The memo in support of Cannava's motion to dismiss depicts Cannava as a 30-year-old mid-level banker at the time of the private placement "who did his job diligently and properly, was part of a larger team of professionals, reasonably relied on counsel, and had no involvement in the decision-making process of the legislature, the [RI]EDC or the [RIEDC]'s board."
"Mr. Cannava did not play any role in the decision to provide 38 Studios with economic incentives to move to Rhode Island. [He] did not cause 38 Studios to fail," they wrote. "If one is looking to place blame for the state's troubles beyond Mr. Schilling and his company, it is the state's own [former] Governor [Donald] Carcieri and former Speaker [Gordon] Fox, along with the entire board of the [RI]EDC, who developed and implemented the economic plan to lend taxpayer money to a former baseball player's start-up company in a highly risky industry."
Brian Kelly, a partner with Nixon Peabody who was lead author on the memo supporting the motion to dismiss, rebuffed the SEC charges related to the separate fee arrangement. He said the SEC's complaint "does not allege that Mr. Cannava was in any way involved with the corporate investment banking services provided by Wells Fargo to 38 Studios, or that he knew of the existence of a specific fee agreement between Wells Fargo [and] 38 Studios."
Kelly and his colleagues also said the charges of misleading investors should be dismissed because the offering document "disclosed in very clear terms the many risks underlying 38 Studios' business," including: concerns over the viability of 38 Studios' untested and unknown products; the fact that the company had no revenue and therefore no track record; the real possibility that the company would not be able to make its loan payments; and a "going concern" that the company's auditors' had issued over whether the company would continue to exist as an operating business in the near future.
However, even if that information was not present, the lawyers argue that the charges should still be dismissed because the nature of the private placement, with backing from Rhode Island and insurance, made information about Rhode Island's fiscal health and details about the insurance backing all that was relevant to investors.
The lawyers based their argument on the fact that the private placement memo did not include any financial statements or financial information about the company such as cash flow projections, debts, expenditures, or other analysis. That "provides black and white evidence that investors who chose to enter into the transaction did not find 38 Studios' financial information material, and the inclusion of a particular financial projection would have been immaterial and out of place," they wrote.
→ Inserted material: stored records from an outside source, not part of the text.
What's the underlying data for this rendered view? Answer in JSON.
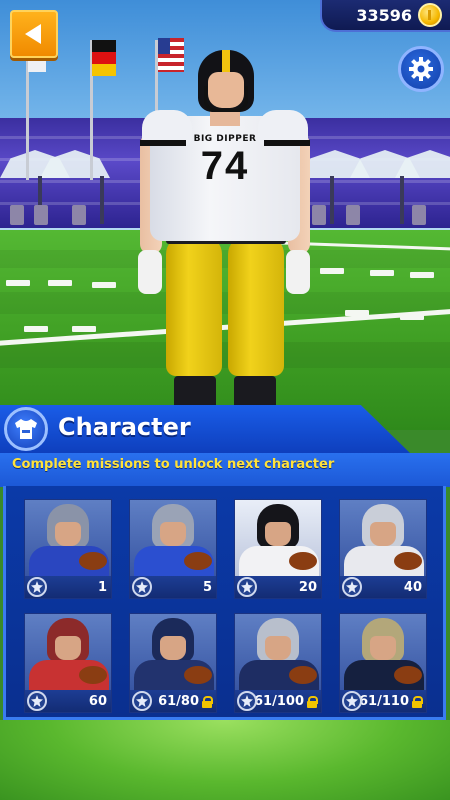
{
  "hud": {
    "coins": "33596",
    "back_icon": "back-arrow-icon",
    "settings_icon": "gear-icon",
    "coin_icon": "coin-icon"
  },
  "player": {
    "jersey_brand": "BIG DIPPER",
    "jersey_number": "74"
  },
  "panel": {
    "title": "Character",
    "subtitle": "Complete missions to unlock next character",
    "icon": "shirt-icon"
  },
  "characters": [
    {
      "label": "1",
      "locked": false,
      "helmet": "#8a93a8",
      "jersey": "#2a46c0",
      "selected": false
    },
    {
      "label": "5",
      "locked": false,
      "helmet": "#9aa3b6",
      "jersey": "#2b4fd0",
      "selected": false
    },
    {
      "label": "20",
      "locked": false,
      "helmet": "#15151a",
      "jersey": "#f2f2f4",
      "selected": true
    },
    {
      "label": "40",
      "locked": false,
      "helmet": "#c9ced8",
      "jersey": "#e8e9ee",
      "selected": false
    },
    {
      "label": "60",
      "locked": false,
      "helmet": "#8c2a2a",
      "jersey": "#c83232",
      "selected": false
    },
    {
      "label": "61/80",
      "locked": true,
      "helmet": "#1b2a5a",
      "jersey": "#22336e",
      "selected": false
    },
    {
      "label": "61/100",
      "locked": true,
      "helmet": "#b8bfcc",
      "jersey": "#1e2d63",
      "selected": false
    },
    {
      "label": "61/110",
      "locked": true,
      "helmet": "#b3a77a",
      "jersey": "#15203f",
      "selected": false
    }
  ],
  "colors": {
    "accent_orange": "#f08a00",
    "panel_blue": "#0b3aa8",
    "subtitle_yellow": "#ffe23a",
    "lock_gold": "#f2c400"
  }
}
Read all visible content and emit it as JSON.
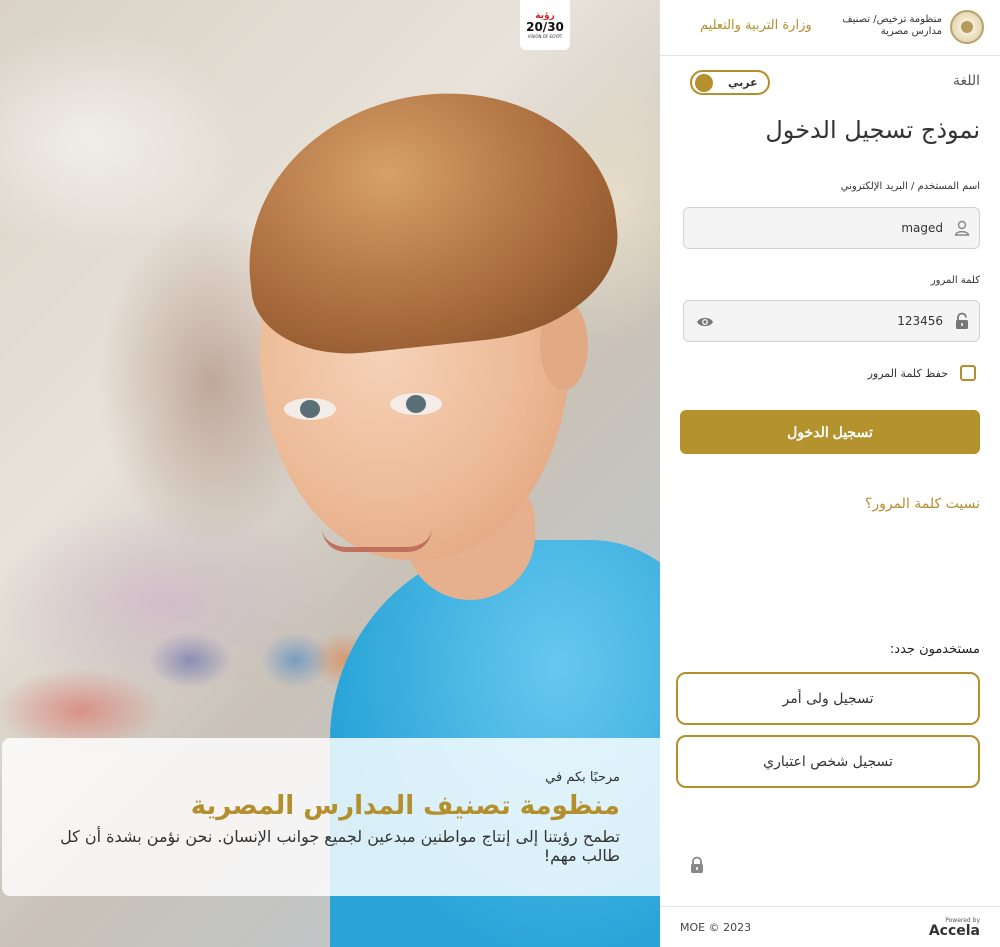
{
  "hero": {
    "vision_logo": {
      "top": "رؤية",
      "mid": "20/30",
      "bottom": "VISION OF EGYPT"
    },
    "welcome_small": "مرحبًا بكم في",
    "welcome_title": "منظومة تصنيف المدارس المصرية",
    "welcome_desc": "تطمح رؤيتنا إلى إنتاج مواطنين مبدعين لجميع جوانب الإنسان. نحن نؤمن بشدة أن كل طالب مهم!"
  },
  "header": {
    "system_name": "منظومة ترخيص/ تصنيف مدارس مصرية",
    "ministry_name": "وزارة التربية والتعليم"
  },
  "language": {
    "label": "اللغة",
    "toggle_text": "عربي"
  },
  "form": {
    "title": "نموذج تسجيل الدخول",
    "username_label": "اسم المستخدم / البريد الإلكتروني",
    "username_value": "maged",
    "password_label": "كلمة المرور",
    "password_value": "123456",
    "remember_label": "حفظ كلمة المرور",
    "login_button": "تسجيل الدخول",
    "forgot_link": "نسيت كلمة المرور؟"
  },
  "register": {
    "heading": "مستخدمون جدد:",
    "guardian_button": "تسجيل ولى أمر",
    "legal_entity_button": "تسجيل شخص اعتباري"
  },
  "footer": {
    "copyright": "MOE © 2023",
    "powered_by": "Powered by",
    "brand": "Accela"
  },
  "colors": {
    "accent": "#b4922e",
    "text": "#333333"
  }
}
"Essentially, if the SEC's central point is accurate, the SEC must argue that all of these qualified, institutional investors decided to act on an investment in which they were provided none of the information that is material to their decision," they said.
Additionally, each investor signed a "Big Boy" letter where they attested to the fact that they did not rely on the placement agent to determine what types of material was important, significant, or material, and they understood the risks of investments, the lawyers added.